** = Kelvin Beachum allowed 5 sacks at LT and 1 at guard.
The Right Tackle Takeaway
* Mitchell Schwartz allowed six of his nine sacks within the first five games of the season while allowing three over his last five. Schwartz is limited physically, but he is showing signs of improvement in his second season.
* Rookie right tackles Eric Fisher and Lane Johnson have both struggled with their protection at times, but Fisher is the guy who worries me a little more than Johnson. I came out of the draft a little concerned about Johnson’s core strength and I’m still keeping an eye on it, but Johnson has elite feet.
Fisher looks like the little brother who is getting pushed around by the big brother on the playground. Fisher has talent, but he isn’t playing with consistent technique and obviously lacks confidence right now. I remember watching Eric Winston as a rookie in Houston and he had some of the same issues early on before figuring things out in his second season. I’m hoping the same thing happens for Fisher.

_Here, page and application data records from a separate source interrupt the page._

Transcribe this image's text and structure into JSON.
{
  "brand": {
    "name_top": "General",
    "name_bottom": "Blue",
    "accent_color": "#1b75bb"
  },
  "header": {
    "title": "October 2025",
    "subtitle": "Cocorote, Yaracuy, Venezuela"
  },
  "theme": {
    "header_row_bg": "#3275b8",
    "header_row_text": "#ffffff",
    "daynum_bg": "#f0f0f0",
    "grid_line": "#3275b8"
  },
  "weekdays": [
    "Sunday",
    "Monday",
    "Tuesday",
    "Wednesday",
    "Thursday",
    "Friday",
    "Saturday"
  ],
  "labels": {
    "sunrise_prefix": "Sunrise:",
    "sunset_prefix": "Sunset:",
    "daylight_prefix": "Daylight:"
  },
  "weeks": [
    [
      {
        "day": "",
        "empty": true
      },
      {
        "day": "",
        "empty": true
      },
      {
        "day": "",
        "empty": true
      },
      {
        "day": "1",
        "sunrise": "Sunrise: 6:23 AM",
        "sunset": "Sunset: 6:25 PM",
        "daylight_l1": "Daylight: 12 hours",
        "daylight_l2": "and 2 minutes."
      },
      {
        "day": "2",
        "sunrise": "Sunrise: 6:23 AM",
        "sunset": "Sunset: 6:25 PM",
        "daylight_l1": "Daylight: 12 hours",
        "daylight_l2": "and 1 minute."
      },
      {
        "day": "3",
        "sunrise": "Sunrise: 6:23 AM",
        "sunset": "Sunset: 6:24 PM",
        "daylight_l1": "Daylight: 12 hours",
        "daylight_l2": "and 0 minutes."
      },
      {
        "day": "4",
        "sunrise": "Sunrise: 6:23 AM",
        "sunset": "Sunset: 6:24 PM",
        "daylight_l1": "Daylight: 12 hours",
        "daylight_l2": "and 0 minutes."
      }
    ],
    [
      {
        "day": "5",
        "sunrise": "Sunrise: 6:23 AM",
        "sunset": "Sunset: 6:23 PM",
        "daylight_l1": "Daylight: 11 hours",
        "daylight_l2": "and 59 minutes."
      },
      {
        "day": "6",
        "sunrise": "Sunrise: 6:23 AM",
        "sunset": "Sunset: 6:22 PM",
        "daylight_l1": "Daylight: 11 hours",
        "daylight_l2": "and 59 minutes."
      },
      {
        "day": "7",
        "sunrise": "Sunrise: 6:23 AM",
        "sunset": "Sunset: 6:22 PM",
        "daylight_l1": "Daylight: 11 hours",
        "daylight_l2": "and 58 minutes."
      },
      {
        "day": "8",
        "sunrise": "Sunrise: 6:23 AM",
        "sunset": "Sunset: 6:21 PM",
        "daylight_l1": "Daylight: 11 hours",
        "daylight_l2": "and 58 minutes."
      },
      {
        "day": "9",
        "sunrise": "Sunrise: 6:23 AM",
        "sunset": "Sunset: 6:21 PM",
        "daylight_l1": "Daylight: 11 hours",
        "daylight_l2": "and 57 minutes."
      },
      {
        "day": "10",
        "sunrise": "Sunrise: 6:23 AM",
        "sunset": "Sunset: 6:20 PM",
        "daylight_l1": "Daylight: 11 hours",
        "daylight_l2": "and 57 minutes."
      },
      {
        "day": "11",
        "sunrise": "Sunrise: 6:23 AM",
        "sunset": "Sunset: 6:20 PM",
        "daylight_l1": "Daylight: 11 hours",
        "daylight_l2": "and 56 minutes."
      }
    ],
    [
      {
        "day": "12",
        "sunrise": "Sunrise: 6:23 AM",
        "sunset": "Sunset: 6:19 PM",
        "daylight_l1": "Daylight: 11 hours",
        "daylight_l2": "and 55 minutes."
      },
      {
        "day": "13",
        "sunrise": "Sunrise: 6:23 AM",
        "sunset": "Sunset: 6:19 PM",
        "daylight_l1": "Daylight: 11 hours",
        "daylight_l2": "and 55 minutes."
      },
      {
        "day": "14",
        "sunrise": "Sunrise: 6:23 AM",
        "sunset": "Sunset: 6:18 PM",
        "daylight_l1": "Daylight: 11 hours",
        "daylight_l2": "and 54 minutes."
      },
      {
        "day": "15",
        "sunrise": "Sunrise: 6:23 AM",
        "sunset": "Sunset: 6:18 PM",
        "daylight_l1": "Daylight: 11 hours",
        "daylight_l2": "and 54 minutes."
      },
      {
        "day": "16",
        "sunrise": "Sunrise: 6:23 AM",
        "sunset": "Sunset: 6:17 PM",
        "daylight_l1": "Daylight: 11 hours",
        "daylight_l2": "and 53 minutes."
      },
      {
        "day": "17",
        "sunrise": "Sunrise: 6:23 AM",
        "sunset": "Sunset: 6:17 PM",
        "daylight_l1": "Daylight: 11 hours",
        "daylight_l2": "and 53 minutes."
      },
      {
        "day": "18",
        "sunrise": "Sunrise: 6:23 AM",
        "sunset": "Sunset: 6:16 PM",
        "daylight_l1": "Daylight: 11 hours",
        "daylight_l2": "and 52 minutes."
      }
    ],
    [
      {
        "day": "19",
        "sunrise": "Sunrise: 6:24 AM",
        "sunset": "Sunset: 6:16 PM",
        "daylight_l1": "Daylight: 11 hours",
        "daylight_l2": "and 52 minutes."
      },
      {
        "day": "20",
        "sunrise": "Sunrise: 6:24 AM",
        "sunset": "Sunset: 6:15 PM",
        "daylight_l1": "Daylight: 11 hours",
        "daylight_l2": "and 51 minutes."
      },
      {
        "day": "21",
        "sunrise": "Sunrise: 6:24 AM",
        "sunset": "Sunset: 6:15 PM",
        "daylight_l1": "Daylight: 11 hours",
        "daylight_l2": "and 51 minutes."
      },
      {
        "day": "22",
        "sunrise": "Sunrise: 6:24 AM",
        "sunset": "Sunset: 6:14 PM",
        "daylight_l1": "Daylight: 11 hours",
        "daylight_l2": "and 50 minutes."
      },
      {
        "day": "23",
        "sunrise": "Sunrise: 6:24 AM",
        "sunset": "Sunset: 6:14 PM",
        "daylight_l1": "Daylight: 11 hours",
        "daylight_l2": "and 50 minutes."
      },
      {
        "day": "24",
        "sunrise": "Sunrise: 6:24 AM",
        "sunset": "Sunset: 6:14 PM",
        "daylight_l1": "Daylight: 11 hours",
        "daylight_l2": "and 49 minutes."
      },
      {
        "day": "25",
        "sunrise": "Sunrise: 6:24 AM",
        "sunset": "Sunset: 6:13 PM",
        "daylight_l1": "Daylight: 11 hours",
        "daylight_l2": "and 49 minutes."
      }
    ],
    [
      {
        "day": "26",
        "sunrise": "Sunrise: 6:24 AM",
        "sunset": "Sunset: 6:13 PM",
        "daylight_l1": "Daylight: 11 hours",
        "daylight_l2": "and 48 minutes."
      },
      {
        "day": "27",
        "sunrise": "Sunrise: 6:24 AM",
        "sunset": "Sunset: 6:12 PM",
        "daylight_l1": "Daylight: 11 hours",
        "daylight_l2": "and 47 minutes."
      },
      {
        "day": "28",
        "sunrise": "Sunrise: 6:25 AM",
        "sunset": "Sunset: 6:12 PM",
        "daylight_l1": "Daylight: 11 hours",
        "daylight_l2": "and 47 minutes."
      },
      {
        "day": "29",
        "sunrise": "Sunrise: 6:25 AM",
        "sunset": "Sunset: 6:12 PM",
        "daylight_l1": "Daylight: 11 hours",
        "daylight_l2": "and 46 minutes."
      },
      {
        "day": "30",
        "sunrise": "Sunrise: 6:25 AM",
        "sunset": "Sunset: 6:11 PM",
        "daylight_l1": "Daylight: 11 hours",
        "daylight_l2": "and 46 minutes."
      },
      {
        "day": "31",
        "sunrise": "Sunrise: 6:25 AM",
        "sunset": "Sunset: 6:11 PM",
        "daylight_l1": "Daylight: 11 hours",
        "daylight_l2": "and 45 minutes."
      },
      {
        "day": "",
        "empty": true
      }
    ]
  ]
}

* Jonathan Martin simply lacked the necessary physical tools to be a consistent pass protector in the NFL. I really don’t think that will change even if he ends up on another team.
* Eric Winston has physical limitations as a pass rusher and the Cardinals knew that when they brought him in. The upside for Winston is that he’s still a capable run blocker and he’s a great veteran to have working with younger players. With that said, his sacks allowed have become an issue as he’s gotten older and he will have to fight off a younger tackle next year in camp.
* Anthony Davis is vastly overrated in my opinion and he’s not as good a pass protector as you would like for the money that the 49ers are paying him. Speaking of overrated, I know that Michael Oher’s life story is compelling, but his blocking is not. The Ravens can’t wait to find his replacement.
* Doug Free, Don Barclay, Derek Newton, and Tyson Clabo will likely all be replaced in 2014.